- Try it -
After counting the lines below that contain "JSON", reply with that number alone.

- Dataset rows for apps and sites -
#####

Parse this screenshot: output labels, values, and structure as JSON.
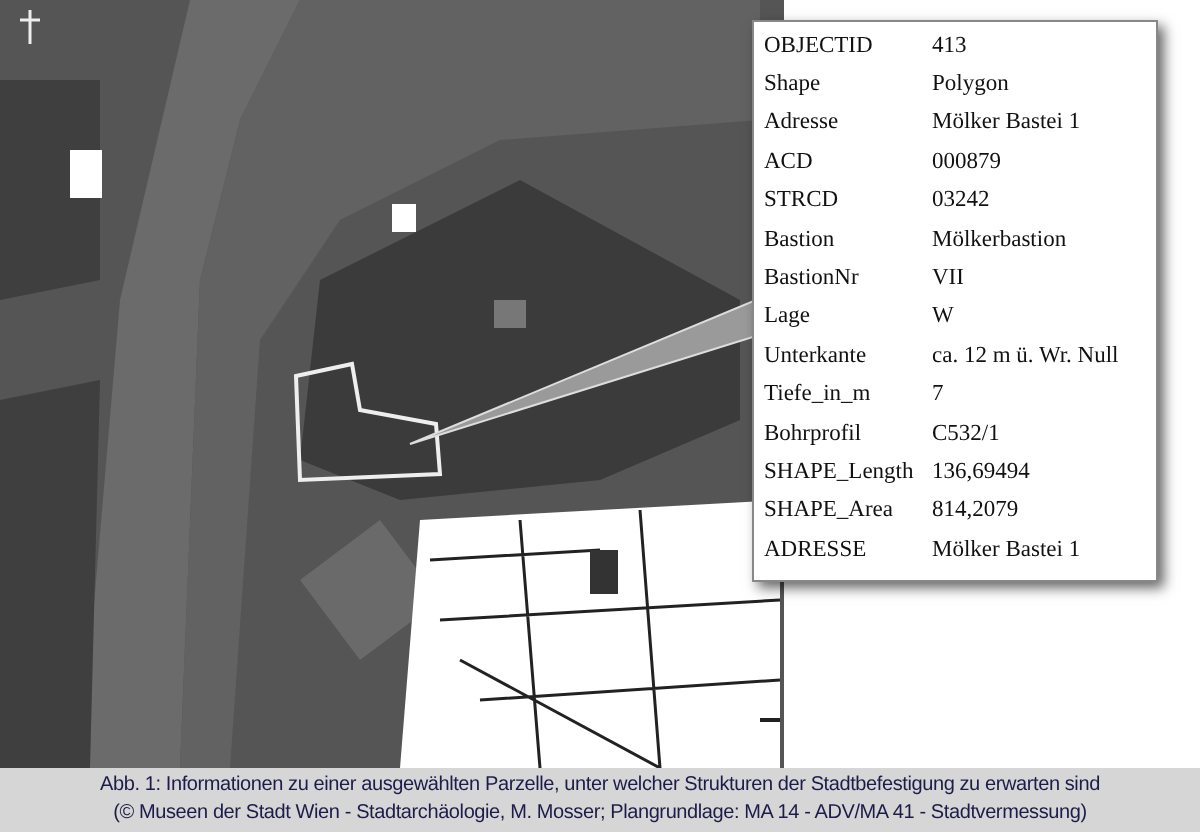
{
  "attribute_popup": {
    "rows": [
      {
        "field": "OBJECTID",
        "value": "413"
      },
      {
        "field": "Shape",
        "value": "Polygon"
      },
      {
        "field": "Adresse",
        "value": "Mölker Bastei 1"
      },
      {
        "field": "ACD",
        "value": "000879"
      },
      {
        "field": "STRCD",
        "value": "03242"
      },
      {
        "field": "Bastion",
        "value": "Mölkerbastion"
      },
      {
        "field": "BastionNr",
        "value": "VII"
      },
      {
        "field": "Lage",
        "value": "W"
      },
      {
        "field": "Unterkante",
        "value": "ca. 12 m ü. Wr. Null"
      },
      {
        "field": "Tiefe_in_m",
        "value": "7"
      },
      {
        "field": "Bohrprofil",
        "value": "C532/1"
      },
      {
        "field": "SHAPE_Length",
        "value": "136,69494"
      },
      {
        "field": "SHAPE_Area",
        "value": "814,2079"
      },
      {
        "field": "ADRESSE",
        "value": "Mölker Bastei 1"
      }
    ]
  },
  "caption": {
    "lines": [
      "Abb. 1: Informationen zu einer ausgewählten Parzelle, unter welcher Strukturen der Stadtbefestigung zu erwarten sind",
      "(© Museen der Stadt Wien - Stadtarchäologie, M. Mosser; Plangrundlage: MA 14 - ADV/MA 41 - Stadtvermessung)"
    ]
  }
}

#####

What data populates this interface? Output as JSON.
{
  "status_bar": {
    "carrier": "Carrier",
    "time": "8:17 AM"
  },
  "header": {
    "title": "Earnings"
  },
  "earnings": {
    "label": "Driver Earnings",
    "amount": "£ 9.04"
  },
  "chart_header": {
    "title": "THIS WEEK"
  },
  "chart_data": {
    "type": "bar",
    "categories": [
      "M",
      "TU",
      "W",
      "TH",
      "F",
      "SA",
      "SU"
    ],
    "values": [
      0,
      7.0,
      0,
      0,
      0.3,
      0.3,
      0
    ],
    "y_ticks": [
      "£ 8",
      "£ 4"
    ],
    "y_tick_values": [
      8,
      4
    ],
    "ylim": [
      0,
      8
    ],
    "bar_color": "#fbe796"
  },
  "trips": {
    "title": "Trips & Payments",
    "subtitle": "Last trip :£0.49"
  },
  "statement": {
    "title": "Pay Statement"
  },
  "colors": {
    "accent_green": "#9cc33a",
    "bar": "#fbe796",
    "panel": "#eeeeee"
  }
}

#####

- Task solution -
2